__About this exercise__. Copy out each line below exactly as it appears.

***** Provided entries *****

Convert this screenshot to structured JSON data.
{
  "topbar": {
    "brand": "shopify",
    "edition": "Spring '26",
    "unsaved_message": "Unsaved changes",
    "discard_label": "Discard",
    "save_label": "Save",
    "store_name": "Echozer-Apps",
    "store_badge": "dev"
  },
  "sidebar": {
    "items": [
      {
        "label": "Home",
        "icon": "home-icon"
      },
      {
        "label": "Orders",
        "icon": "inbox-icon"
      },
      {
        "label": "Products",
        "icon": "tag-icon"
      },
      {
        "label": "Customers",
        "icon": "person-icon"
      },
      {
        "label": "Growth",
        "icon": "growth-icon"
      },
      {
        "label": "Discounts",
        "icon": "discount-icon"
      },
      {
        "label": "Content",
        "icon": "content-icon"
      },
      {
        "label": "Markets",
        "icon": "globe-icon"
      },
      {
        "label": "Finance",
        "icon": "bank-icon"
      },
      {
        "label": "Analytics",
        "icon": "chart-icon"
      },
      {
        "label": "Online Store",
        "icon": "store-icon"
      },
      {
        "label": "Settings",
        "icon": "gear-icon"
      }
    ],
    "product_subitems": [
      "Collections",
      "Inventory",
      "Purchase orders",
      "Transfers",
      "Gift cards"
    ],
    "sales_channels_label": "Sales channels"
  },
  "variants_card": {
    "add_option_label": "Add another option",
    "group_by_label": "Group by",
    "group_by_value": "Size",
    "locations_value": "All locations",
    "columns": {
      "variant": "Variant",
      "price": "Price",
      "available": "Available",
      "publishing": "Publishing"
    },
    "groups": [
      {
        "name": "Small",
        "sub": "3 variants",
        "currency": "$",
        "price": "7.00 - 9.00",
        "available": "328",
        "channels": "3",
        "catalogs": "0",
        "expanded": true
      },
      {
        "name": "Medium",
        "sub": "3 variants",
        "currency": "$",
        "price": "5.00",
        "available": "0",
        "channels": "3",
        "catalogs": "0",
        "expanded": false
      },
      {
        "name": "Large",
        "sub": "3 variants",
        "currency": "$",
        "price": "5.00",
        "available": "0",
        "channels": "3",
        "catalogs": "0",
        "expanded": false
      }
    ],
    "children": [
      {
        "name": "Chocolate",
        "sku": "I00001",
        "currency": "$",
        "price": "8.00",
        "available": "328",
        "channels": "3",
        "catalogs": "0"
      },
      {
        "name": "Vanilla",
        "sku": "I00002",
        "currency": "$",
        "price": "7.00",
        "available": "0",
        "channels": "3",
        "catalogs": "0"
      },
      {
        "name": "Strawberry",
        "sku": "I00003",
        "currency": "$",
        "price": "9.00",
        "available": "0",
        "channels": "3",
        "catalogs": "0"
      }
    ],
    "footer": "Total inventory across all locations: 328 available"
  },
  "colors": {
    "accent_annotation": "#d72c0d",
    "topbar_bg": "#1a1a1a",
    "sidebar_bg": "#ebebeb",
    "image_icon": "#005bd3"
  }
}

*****

__Worked solution__.
Convert this screenshot to structured JSON data.
{
  "topbar": {
    "brand": "shopify",
    "edition": "Spring '26",
    "unsaved_message": "Unsaved changes",
    "discard_label": "Discard",
    "save_label": "Save",
    "store_name": "Echozer-Apps",
    "store_badge": "dev"
  },
  "sidebar": {
    "items": [
      {
        "label": "Home",
        "icon": "home-icon"
      },
      {
        "label": "Orders",
        "icon": "inbox-icon"
      },
      {
        "label": "Products",
        "icon": "tag-icon"
      },
      {
        "label": "Customers",
        "icon": "person-icon"
      },
      {
        "label": "Growth",
        "icon": "growth-icon"
      },
      {
        "label": "Discounts",
        "icon": "discount-icon"
      },
      {
        "label": "Content",
        "icon": "content-icon"
      },
      {
        "label": "Markets",
        "icon": "globe-icon"
      },
      {
        "label": "Finance",
        "icon": "bank-icon"
      },
      {
        "label": "Analytics",
        "icon": "chart-icon"
      },
      {
        "label": "Online Store",
        "icon": "store-icon"
      },
      {
        "label": "Settings",
        "icon": "gear-icon"
      }
    ],
    "product_subitems": [
      "Collections",
      "Inventory",
      "Purchase orders",
      "Transfers",
      "Gift cards"
    ],
    "sales_channels_label": "Sales channels"
  },
  "variants_card": {
    "add_option_label": "Add another option",
    "group_by_label": "Group by",
    "group_by_value": "Size",
    "locations_value": "All locations",
    "columns": {
      "variant": "Variant",
      "price": "Price",
      "available": "Available",
      "publishing": "Publishing"
    },
    "groups": [
      {
        "name": "Small",
        "sub": "3 variants",
        "currency": "$",
        "price": "7.00 - 9.00",
        "available": "328",
        "channels": "3",
        "catalogs": "0",
        "expanded": true
      },
      {
        "name": "Medium",
        "sub": "3 variants",
        "currency": "$",
        "price": "5.00",
        "available": "0",
        "channels": "3",
        "catalogs": "0",
        "expanded": false
      },
      {
        "name": "Large",
        "sub": "3 variants",
        "currency": "$",
        "price": "5.00",
        "available": "0",
        "channels": "3",
        "catalogs": "0",
        "expanded": false
      }
    ],
    "children": [
      {
        "name": "Chocolate",
        "sku": "I00001",
        "currency": "$",
        "price": "8.00",
        "available": "328",
        "channels": "3",
        "catalogs": "0"
      },
      {
        "name": "Vanilla",
        "sku": "I00002",
        "currency": "$",
        "price": "7.00",
        "available": "0",
        "channels": "3",
        "catalogs": "0"
      },
      {
        "name": "Strawberry",
        "sku": "I00003",
        "currency": "$",
        "price": "9.00",
        "available": "0",
        "channels": "3",
        "catalogs": "0"
      }
    ],
    "footer": "Total inventory across all locations: 328 available"
  },
  "colors": {
    "accent_annotation": "#d72c0d",
    "topbar_bg": "#1a1a1a",
    "sidebar_bg": "#ebebeb",
    "image_icon": "#005bd3"
  }
}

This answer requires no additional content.